Referral selling is when:
- a consumer is persuaded to buy goods or services by promises of a rebate, commission or other benefit for supplying information that helps the trader sell to other consumers, and
- the consumer does not get the promised benefit unless some other event happens after the agreement is made – for example, other consumers also have to buy the goods or services from the same supplier.
It is not ‘referral selling’ if a supplier promises a benefit for simply providing the names of consumers or helping the trader supply goods.
The maximum civil and criminal penalties for referral selling are $1.1 million for a body corporate and $220,000 for an individual.
Harassment and coercion
It is unlawful to use physical force, coercion or undue harassment in connection with the:
- supply or possible supply of goods or services
- payment for goods or services
- sale or grant, or the possible sale or grant, of an interest in land, or
- payment for an interest in land.
Undue harassment means unnecessary or excessive contact or communication with a person, to the point where that person feels intimidated, tired or demoralised.
Coercion involves force (actual or threatened) that restricts another person’s choice or freedom to act.
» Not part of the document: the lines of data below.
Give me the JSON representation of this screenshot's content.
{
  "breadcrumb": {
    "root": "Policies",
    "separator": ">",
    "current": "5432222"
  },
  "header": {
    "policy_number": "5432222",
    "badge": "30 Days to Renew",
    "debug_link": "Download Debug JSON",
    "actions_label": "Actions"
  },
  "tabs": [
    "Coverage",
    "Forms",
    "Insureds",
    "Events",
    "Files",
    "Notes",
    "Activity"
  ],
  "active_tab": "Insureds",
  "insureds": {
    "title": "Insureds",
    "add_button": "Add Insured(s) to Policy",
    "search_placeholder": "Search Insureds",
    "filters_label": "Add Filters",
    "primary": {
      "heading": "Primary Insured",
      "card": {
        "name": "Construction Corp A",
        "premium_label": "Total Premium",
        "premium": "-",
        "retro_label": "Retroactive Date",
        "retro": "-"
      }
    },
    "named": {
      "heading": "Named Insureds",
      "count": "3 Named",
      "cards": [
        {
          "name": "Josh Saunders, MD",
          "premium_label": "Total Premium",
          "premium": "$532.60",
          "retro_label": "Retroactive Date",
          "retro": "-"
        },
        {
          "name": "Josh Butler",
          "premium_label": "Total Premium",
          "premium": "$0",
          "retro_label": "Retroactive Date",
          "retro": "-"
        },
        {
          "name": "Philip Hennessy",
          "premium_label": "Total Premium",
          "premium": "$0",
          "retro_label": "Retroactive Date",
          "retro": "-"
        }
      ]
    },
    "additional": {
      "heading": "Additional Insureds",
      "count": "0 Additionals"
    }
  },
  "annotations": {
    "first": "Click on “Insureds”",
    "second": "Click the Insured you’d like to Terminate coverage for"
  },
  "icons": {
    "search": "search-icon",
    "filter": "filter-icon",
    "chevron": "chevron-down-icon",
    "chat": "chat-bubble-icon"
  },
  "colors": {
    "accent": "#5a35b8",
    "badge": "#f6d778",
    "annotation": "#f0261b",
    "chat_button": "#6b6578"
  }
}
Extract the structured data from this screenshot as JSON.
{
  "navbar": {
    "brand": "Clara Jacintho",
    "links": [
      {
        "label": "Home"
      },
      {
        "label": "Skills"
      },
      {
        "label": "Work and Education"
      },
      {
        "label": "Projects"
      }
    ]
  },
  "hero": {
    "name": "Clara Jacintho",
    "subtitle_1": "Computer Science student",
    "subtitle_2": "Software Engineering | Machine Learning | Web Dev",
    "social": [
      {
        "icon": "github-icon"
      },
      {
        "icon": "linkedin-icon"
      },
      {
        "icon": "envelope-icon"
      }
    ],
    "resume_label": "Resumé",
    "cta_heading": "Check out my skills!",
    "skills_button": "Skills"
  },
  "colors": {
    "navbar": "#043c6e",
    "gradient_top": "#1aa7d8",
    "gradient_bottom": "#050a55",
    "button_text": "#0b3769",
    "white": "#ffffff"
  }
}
Unlike harassment, there is no requirement for behaviour to be repetitive in order to amount to coercion.